I have been sorting out the new shelves. All the books and magazines that have travelled Greece, UK, Norway, back to UK to Greece and some of them were even on the other side of Atlantic are finally home.

I take few magazines at night to bed and go thru them and with post it notes, I marked which one caught my fancy.
There are many of them, new cuisine, fusion, classic, something worth trying.

One of them is Argentinian empanada.

Because I grew up eating empanada too, but in the Philippines the filling is mince meat, with carrots, peas even with cheese.But I never even made one of the Filipino version because I find it so intimidating.

So maybe it is about time to face that fear and this one on the Brit magazine Food & Travel Aug/Sept 2005, has tuna for filling.
The empanadilla – which means literally ‘dough-wrapped’ – is Spanish version of the Cornish pasty.
Another British food I love!

The name comes from the Spanish verb, empanar, meaning to wrap or coat in bread. Empanadas were originally from Galicia, Spain (oh the Spanish influence of Filipino cuisine) and the Galician empanada is normally filled with cod fish or chicken.
Spanish immigrants have brought empanada to Latin America and to my country as well.

Empanada varies from one country to another.

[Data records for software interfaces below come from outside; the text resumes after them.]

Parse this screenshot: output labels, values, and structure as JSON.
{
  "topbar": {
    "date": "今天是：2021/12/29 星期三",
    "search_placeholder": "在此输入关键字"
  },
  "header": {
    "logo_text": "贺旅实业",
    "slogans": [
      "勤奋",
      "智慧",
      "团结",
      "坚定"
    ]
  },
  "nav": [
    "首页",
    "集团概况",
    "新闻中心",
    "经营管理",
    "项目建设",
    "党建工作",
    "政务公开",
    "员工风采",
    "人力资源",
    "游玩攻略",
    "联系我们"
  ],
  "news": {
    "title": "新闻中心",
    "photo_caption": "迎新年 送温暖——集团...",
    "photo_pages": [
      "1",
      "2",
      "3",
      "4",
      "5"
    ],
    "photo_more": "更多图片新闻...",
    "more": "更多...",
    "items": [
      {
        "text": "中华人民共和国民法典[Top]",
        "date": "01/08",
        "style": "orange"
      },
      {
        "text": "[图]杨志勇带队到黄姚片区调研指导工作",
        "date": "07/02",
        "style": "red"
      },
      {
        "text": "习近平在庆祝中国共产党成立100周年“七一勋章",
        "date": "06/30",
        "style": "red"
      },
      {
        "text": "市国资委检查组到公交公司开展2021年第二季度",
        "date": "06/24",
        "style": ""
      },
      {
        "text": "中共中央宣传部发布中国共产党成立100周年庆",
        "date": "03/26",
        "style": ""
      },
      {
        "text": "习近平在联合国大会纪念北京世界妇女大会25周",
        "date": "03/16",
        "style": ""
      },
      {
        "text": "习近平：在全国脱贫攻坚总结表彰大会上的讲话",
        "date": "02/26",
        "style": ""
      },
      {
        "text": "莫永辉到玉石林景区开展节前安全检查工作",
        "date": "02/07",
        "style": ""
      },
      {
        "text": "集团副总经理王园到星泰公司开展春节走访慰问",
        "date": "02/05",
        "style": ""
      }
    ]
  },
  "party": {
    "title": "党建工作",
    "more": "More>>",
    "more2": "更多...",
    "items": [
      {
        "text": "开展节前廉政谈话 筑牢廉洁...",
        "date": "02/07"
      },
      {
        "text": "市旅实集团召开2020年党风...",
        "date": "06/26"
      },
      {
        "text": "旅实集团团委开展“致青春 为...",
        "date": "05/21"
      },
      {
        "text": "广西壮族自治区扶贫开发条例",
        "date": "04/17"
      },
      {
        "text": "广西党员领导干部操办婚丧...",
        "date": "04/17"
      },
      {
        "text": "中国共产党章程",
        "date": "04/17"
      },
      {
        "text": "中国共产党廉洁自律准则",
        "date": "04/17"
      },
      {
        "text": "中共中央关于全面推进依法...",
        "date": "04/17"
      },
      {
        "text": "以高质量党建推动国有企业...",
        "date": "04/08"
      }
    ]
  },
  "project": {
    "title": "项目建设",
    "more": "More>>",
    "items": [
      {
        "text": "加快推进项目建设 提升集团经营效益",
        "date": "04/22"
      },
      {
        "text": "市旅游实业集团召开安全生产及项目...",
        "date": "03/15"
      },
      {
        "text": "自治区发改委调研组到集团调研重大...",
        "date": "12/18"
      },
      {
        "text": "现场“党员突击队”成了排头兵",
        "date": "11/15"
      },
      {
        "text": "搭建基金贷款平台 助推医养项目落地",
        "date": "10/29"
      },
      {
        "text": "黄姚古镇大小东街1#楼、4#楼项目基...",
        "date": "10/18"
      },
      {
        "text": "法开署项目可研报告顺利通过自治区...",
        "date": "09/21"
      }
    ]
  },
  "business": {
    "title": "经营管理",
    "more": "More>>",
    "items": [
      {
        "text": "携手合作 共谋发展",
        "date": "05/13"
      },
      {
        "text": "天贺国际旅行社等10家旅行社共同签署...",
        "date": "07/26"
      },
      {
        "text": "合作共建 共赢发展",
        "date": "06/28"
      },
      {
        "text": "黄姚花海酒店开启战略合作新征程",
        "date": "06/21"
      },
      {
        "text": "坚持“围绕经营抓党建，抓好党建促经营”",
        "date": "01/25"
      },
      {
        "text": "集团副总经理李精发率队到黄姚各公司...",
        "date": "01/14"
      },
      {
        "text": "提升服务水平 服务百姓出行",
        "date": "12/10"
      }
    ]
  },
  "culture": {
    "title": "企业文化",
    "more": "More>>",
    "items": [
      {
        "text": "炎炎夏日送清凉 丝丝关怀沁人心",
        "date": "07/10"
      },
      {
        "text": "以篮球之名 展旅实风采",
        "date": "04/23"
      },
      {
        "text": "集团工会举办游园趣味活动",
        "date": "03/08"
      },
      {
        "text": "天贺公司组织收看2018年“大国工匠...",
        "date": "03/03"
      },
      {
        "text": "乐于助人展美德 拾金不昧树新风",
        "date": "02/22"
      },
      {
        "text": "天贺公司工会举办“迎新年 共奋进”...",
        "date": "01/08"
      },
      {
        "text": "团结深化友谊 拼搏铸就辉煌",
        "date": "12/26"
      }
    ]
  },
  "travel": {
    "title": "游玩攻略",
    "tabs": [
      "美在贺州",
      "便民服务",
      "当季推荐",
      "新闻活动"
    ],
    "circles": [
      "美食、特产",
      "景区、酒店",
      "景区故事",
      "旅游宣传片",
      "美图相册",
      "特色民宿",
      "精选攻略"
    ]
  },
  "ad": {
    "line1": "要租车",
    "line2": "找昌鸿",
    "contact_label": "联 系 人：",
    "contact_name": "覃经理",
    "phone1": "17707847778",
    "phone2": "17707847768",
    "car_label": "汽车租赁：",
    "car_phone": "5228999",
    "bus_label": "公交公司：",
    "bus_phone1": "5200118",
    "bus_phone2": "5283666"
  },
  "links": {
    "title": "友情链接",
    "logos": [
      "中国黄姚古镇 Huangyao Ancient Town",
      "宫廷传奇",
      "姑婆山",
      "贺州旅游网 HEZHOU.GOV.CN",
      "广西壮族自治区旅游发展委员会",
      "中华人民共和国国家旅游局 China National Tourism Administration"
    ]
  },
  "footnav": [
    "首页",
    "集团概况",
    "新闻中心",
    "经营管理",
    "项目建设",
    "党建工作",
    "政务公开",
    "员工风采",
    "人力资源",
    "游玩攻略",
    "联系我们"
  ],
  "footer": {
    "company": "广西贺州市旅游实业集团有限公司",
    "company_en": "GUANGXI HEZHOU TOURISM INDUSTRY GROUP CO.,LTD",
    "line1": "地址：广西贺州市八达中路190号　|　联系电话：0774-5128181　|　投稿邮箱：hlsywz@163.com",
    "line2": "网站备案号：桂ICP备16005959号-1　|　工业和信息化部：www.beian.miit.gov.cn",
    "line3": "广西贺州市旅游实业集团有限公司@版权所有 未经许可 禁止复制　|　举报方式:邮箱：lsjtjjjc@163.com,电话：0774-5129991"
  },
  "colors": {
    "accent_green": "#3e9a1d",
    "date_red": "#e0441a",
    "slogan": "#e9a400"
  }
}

As I mentioned ours is with minced meat, raisins, carrots even with cheese.
Chilean empanadas contains more onions, all onion filling is called pequenes.
Peruvian eat theirs with lime juice.
Bolivian empanadas are called, salteñas. Made with beef or chicken, Salteñas usually contain potatoes, peas and carrot.
Mexican empanadas are most commonly a desert or breakfast item and tend to contain a variety of sweetened fillings; these include pumpkin, sweet potato, and cream
In Venezuela it’s ground beef and cheese or seafood at the coastal areas.
Brazilian use palm heart.

Am sure there are endless ways of filling up empanada.. but this one I made is with a good quality tuna.

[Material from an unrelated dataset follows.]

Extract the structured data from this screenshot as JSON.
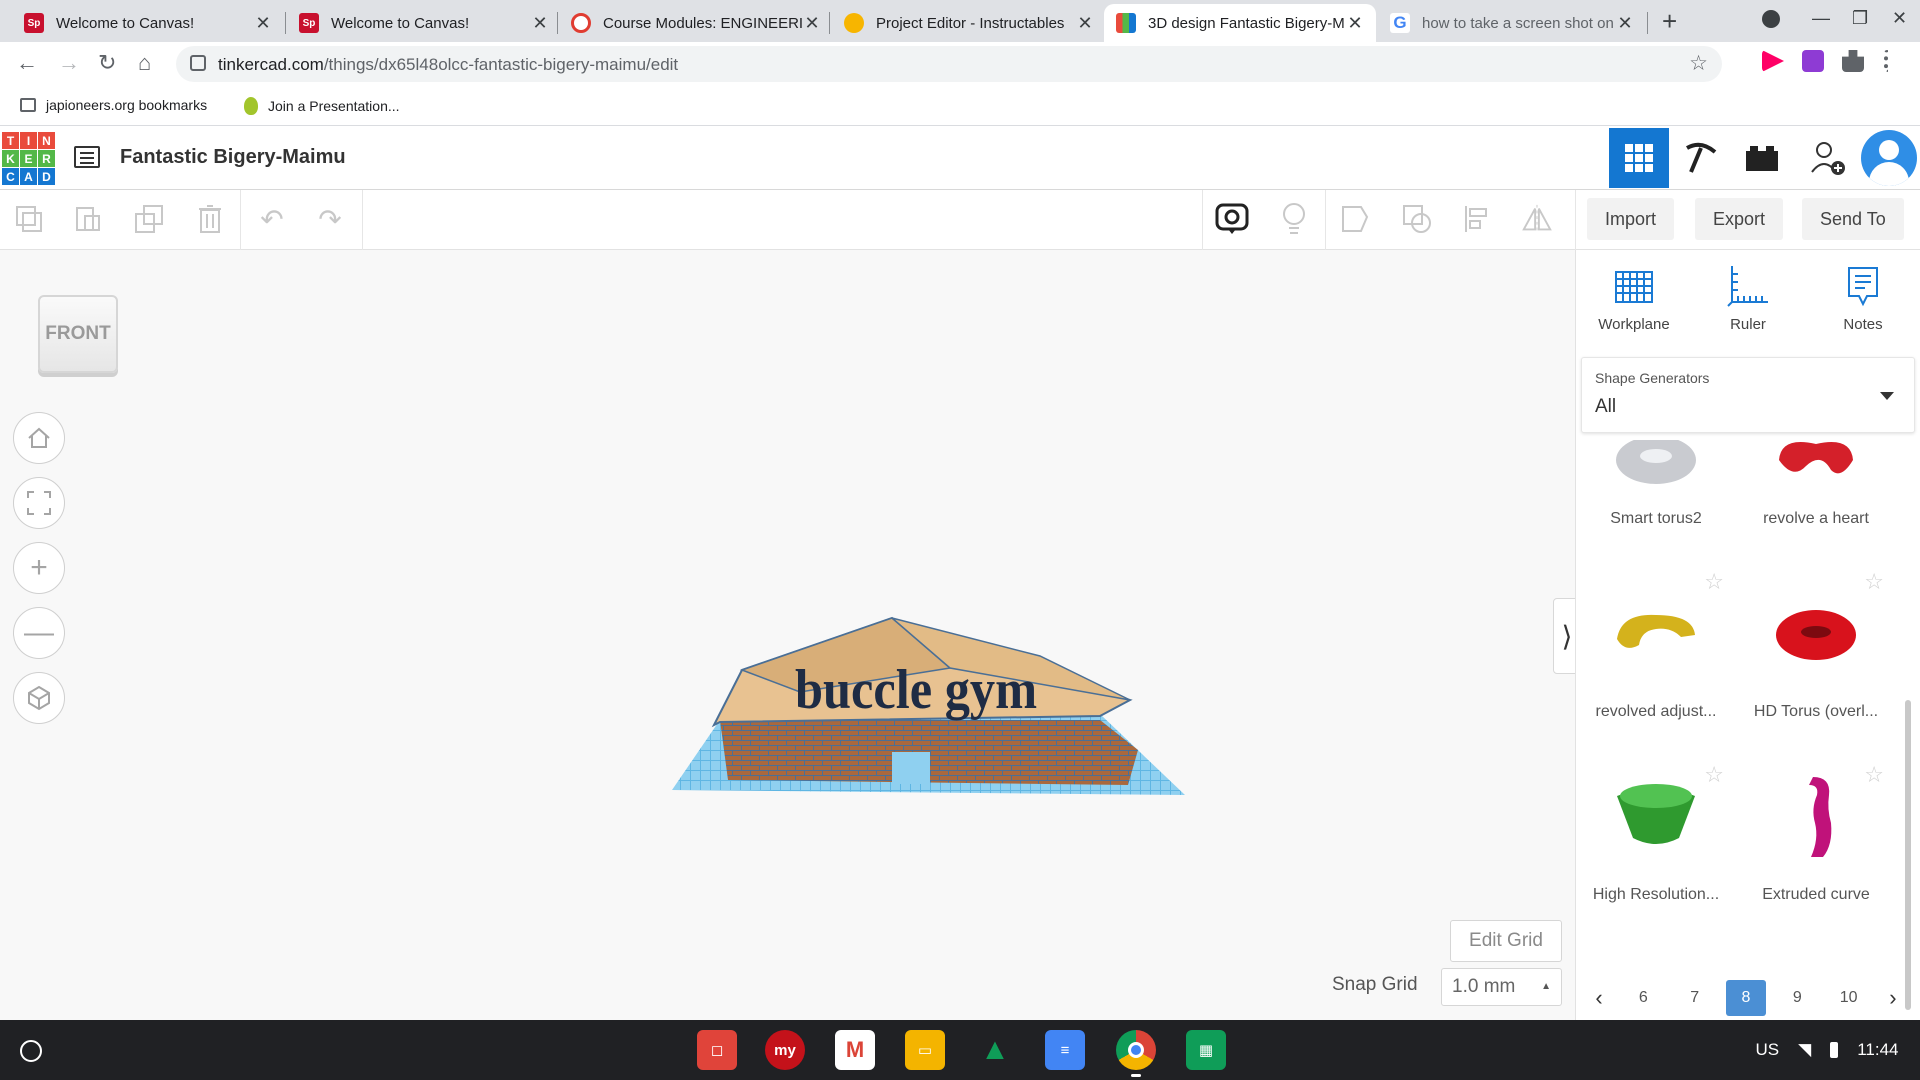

190ml cold water
25g butter
2tbsp olive oil
225g plain flour
1 large egg beaten
1/4 tsp salt
olive oil for frying

225g jar Albacore or high quality tuna in extra virgin olive oil
1 large onions finely chopped
2 coves garlic finely chopped
1 red pepper deseeded and finely chopped
1 large tomato skinned, deseeded and finely chopped
salt and pepper

2 small red onions finely chopped
juice of half lemon
2 ripe tomato deseeded and chopped
8 black olives sliced length ways from their stones
2 tbsp roughly chopped parsley
3 tbsp extra virgin olive oil

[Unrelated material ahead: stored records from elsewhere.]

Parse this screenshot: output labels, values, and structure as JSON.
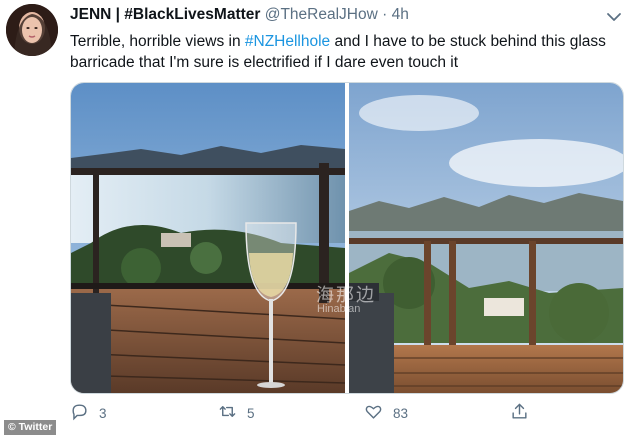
{
  "tweet": {
    "display_name": "JENN | #BlackLivesMatter",
    "handle": "@TheRealJHow",
    "separator": "·",
    "time": "4h",
    "text_part1": "Terrible, horrible views in ",
    "hashtag": "#NZHellhole",
    "text_part2": " and I have to be stuck behind this glass barricade that I'm sure is electrified if I dare even touch it"
  },
  "media": {
    "watermark": "海那边",
    "watermark_sub": "Hinabian"
  },
  "actions": {
    "reply_count": "3",
    "retweet_count": "5",
    "like_count": "83"
  },
  "credit": "© Twitter",
  "colors": {
    "link": "#1b95e0",
    "secondary_text": "#5b7083"
  },
  "icons": [
    "avatar",
    "chevron-down-icon",
    "reply-icon",
    "retweet-icon",
    "like-icon",
    "share-icon"
  ]
}
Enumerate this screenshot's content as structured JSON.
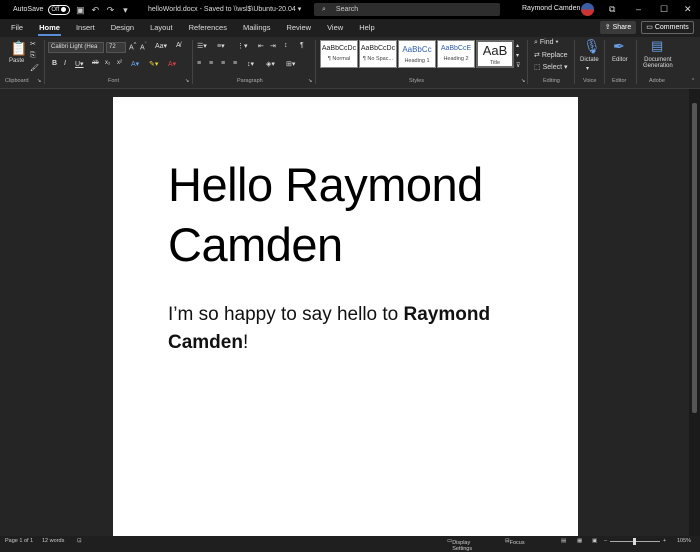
{
  "titlebar": {
    "autosave_label": "AutoSave",
    "autosave_state": "Off",
    "doc_name": "helloWorld.docx",
    "saved_status": "Saved to \\\\wsl$\\Ubuntu-20.04",
    "search_placeholder": "Search",
    "user_name": "Raymond Camden",
    "quick_icons": [
      "save-icon",
      "undo-icon",
      "redo-icon",
      "customize-icon"
    ]
  },
  "menu": {
    "tabs": [
      "File",
      "Home",
      "Insert",
      "Design",
      "Layout",
      "References",
      "Mailings",
      "Review",
      "View",
      "Help"
    ],
    "active": "Home",
    "share_label": "Share",
    "comments_label": "Comments"
  },
  "ribbon": {
    "paste_label": "Paste",
    "font_name": "Calibri Light (Hea",
    "font_size": "72",
    "styles": [
      {
        "preview": "AaBbCcDc",
        "name": "¶ Normal"
      },
      {
        "preview": "AaBbCcDc",
        "name": "¶ No Spac..."
      },
      {
        "preview": "AaBbCc",
        "name": "Heading 1"
      },
      {
        "preview": "AaBbCcE",
        "name": "Heading 2"
      },
      {
        "preview": "AaB",
        "name": "Title"
      }
    ],
    "find_label": "Find",
    "replace_label": "Replace",
    "select_label": "Select",
    "dictate_label": "Dictate",
    "editor_label": "Editor",
    "docgen_label_1": "Document",
    "docgen_label_2": "Generation",
    "groups": [
      "Clipboard",
      "Font",
      "Paragraph",
      "Styles",
      "Editing",
      "Voice",
      "Editor",
      "Adobe"
    ]
  },
  "document": {
    "heading_line1": "Hello Raymond",
    "heading_line2": "Camden",
    "para_plain": "I’m so happy to say hello to ",
    "para_bold1": "Raymond",
    "para_bold2": "Camden",
    "para_end": "!"
  },
  "statusbar": {
    "page": "Page 1 of 1",
    "words": "12 words",
    "display_settings": "Display Settings",
    "focus": "Focus",
    "zoom": "105%"
  },
  "colors": {
    "accent": "#5a8fd8",
    "titlebar_bg": "#000000",
    "ribbon_bg": "#292929",
    "canvas_bg": "#252525"
  }
}
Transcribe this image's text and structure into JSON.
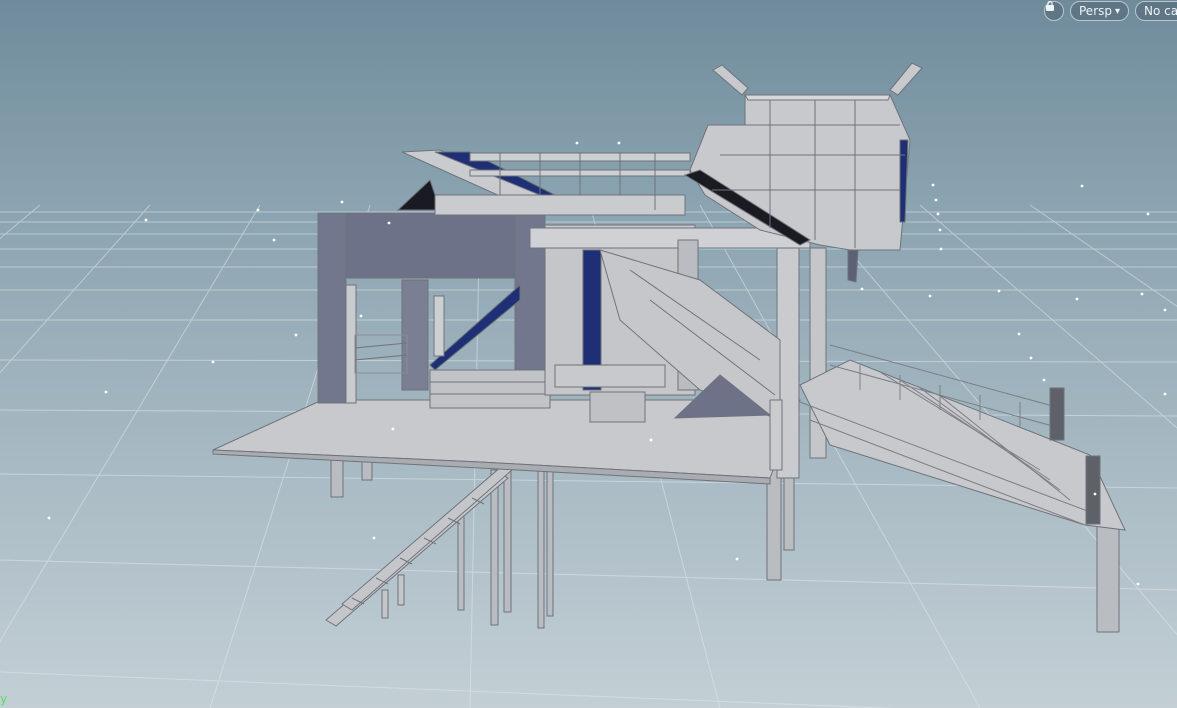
{
  "viewport": {
    "bg_top": "#6f8b9b",
    "bg_bottom": "#c4d0d6",
    "grid_color": "#e1e8ec",
    "model_fill": "#c9cbcf",
    "model_stroke": "#7b7f86",
    "accent_blue": "#1e2f75",
    "panel_slate": "#6d7289"
  },
  "toolbar": {
    "lock_icon": "lock-icon",
    "view_label": "Persp",
    "view_arrow": "▾",
    "camera_label": "No cam"
  },
  "axis": {
    "label": "y"
  }
}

1) Put water, butter, oil and salt into medium saucepan and bring to boil
2) Tip in all but a handful of flour and beat with wooden spoon.
3) Beat the egg into mixture until well amalgamated and quite firm.
4) Tip into floured work surface and knead remaining flour to form a soft pliable dough.
5) Cut into 16 evenly size pieces, put in a bowl and cover
6) Chill in the fridge while the filling is being made.

1) Drain tuna over a frying pan to catch the oil, put tuna aside.
2)Fry the onion, garlic and red pepper in tuna oil over a gentle heat.
3) Add tomato and fry for 4 mins.
4) Season and tip into a cold bowl.
5) When mixture is cold, add the tuna.


1) Roll out the dough balls into 13cm circles.
2) Brush half of the circumference with a little beaten egg.
3) Put some filling on one half of the circle and fold over the other half to form a semi circle.
4) Seal the edge firmly and mark with the tines of a fork.
5) Chill while others are made.
6) Heat oil and fry the empanadillas, until puffed and golden.
7) Drain on kitchen paper.


1) Mix the onion with lemon juice leave it for 5 mins.
2) Drain off the juice before adding the remaining ingredients.

Since this is my first time doing empanadas, the hardest part was the fluttering of the edges. Celia Kusinera said its a matter of practise and patience. Oh dear my first ones some of the filling spilled out, once fried I ate them.
So I stopped frying and carefully spent time sealing them properly.

Also I suggest make the salsa ahead because it was so tempting to eat them as soon they come out.

While looking at these beautiful empanadillas, I suddenly had this pang of guilt that I did well with an Argentinian one and never even tried the Filipino version. Soon and I already have Celia’s recipe.

Fantastic for snacks or amuse bouche. Salsa as my friend said had a Mediterranean flavour. I actually love the filling, maybe I should try the Filipino recipe soon.